TOKYO (Reuters) — Japan’s government will decide whether to let overseas spectators attend the Summer Olympics in Tokyo by the end of March, Olympics Minister Tamayo Marukawa said on Wednesday.
Her comments were echoed by the head of the organising committee for the Games, Seiko Hashimoto, who said she would like to reach the decision by March 25.
Polls show most Japanese oppose holding the Games during the COVID-19 pandemic.
The Mainichi newspaper earlier reported that the government was planning to ban overseas spectators due to worries they would spread the coronavirus, citing multiple unnamed sources.
“On the matter of overseas spectators … I personally want to have it decided by the 25th of this month, when the Olympic torch relay will be kicked off,” Hashimoto told reporters after a virtual meeting with International Olympic Committee (IOC) President Thomas Bach and others.
“It is true that the situation is tough both in and outside Japan … It would not be good if their entry stirred worry among the Japanese people.”
A Yomiuri newspaper poll showed on Wednesday that, if the Games are to go ahead as scheduled, 91% of people in Japan want spectators kept to a minimum or not allowed at all.
The poll – conducted between Jan. 18 and Feb. 25 – showed 70% of respondents said they were “interested in the Olympics”, but 58% said they did not want them to be held this year because of fears over COVID-19.
The 58% in opposition was, however, about 20 percentage points lower than earlier opinion polls.
The Tokyo Olympic Games were postponed last year because of the pandemic and rescheduled to take place this year from July 23.
A survey by global consultancy Kekst CNC published on Wednesday showed similar rates of majority opposition to the Games going ahead in Japan, at 56%, as well as in Britain and Germany, at 55% and 52% respectively.
In France and Sweden, more people opposed than approved, while in the United States, respondents were split at one-third between those who agreed and disagreed that the Games should go ahead, according to the survey.
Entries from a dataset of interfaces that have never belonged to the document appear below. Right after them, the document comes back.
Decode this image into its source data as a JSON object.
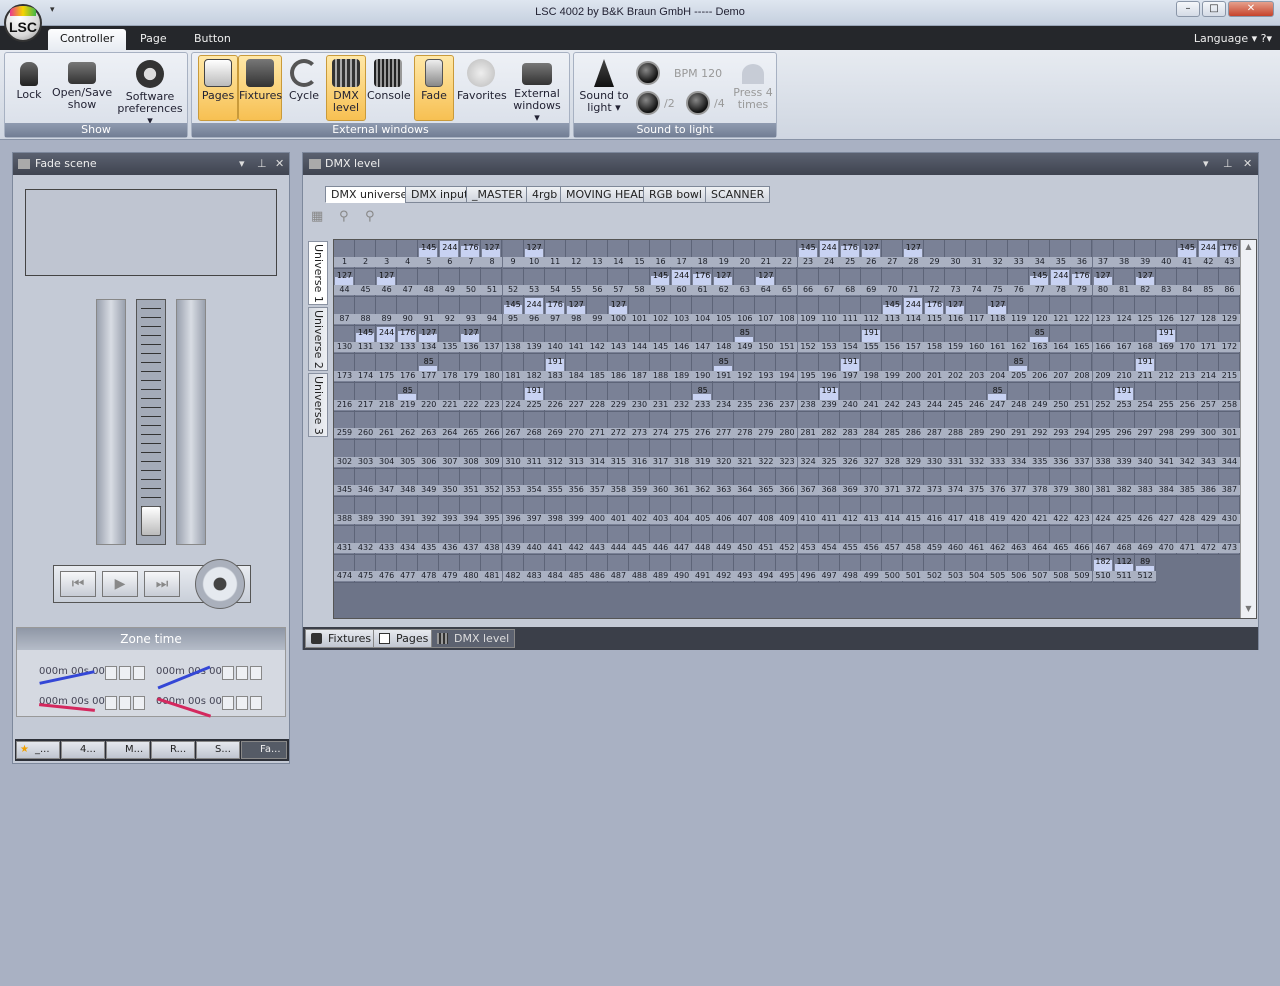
{
  "window": {
    "title": "LSC 4002     by B&K Braun GmbH ----- Demo",
    "minimize": "–",
    "maximize": "□",
    "close": "✕",
    "quick_access": "▾"
  },
  "logo": {
    "text": "LSC"
  },
  "ribbon_tabs": [
    "Controller",
    "Page",
    "Button"
  ],
  "language": "Language ▾ ?▾",
  "groups": {
    "show": {
      "label": "Show",
      "buttons": [
        "Lock",
        "Open/Save show",
        "Software preferences ▾"
      ]
    },
    "external": {
      "label": "External windows",
      "buttons": [
        "Pages",
        "Fixtures",
        "Cycle",
        "DMX level",
        "Console",
        "Fade",
        "Favorites",
        "External windows ▾"
      ]
    },
    "sound": {
      "label": "Sound to light",
      "sound_label": "Sound to light ▾",
      "bpm": "BPM 120",
      "div2": "/2",
      "div4": "/4",
      "press": "Press 4 times"
    }
  },
  "fade_panel": {
    "title": "Fade scene",
    "zone_title": "Zone time",
    "zones": [
      "000m 00s 00",
      "000m 00s 00",
      "000m 00s 00",
      "000m 00s 00"
    ],
    "tabs": [
      "_...",
      "4...",
      "M...",
      "R...",
      "S...",
      "Fa..."
    ]
  },
  "dmx_panel": {
    "title": "DMX level",
    "tabs": [
      "DMX universe",
      "DMX input",
      "_MASTER",
      "4rgb",
      "MOVING HEAD",
      "RGB bowl",
      "SCANNER"
    ],
    "universes": [
      "Universe 1",
      "Universe 2",
      "Universe 3"
    ],
    "bottom_tabs": [
      "Fixtures",
      "Pages",
      "DMX level"
    ],
    "channel_count": 512,
    "levels": {
      "5": 145,
      "6": 244,
      "7": 176,
      "8": 127,
      "10": 127,
      "23": 145,
      "24": 244,
      "25": 176,
      "26": 127,
      "28": 127,
      "41": 145,
      "42": 244,
      "43": 176,
      "44": 127,
      "46": 127,
      "59": 145,
      "60": 244,
      "61": 176,
      "62": 127,
      "64": 127,
      "77": 145,
      "78": 244,
      "79": 176,
      "80": 127,
      "82": 127,
      "95": 145,
      "96": 244,
      "97": 176,
      "98": 127,
      "100": 127,
      "113": 145,
      "114": 244,
      "115": 176,
      "116": 127,
      "118": 127,
      "131": 145,
      "132": 244,
      "133": 176,
      "134": 127,
      "136": 127,
      "149": 85,
      "155": 191,
      "163": 85,
      "169": 191,
      "177": 85,
      "183": 191,
      "191": 85,
      "197": 191,
      "205": 85,
      "211": 191,
      "219": 85,
      "225": 191,
      "233": 85,
      "239": 191,
      "247": 85,
      "253": 191,
      "510": 182,
      "511": 112,
      "512": 89
    }
  }
}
While coronavirus infection numbers are low in Japan compared with the United States and many European countries, the greater Tokyo metropolitan area remains in a state of emergency, with restrictions in place for spectator numbers for big sporting and cultural events, as well as closing times for bars and restaurants. The country remains closed to non-resident foreigners.
Prime Minister Yoshihide Suga said on Wednesday the government was considering a two-week extension of a state of emergency in the Tokyo area due to the pressure on the medical system.
A Reuters poll published last month showed nearly two-thirds of Japanese companies also oppose holding the Games as planned, swinging from the previous survey showing most in favour.
Japan has so far confirmed more than 430,000 coronavirus cases and 8,000 deaths.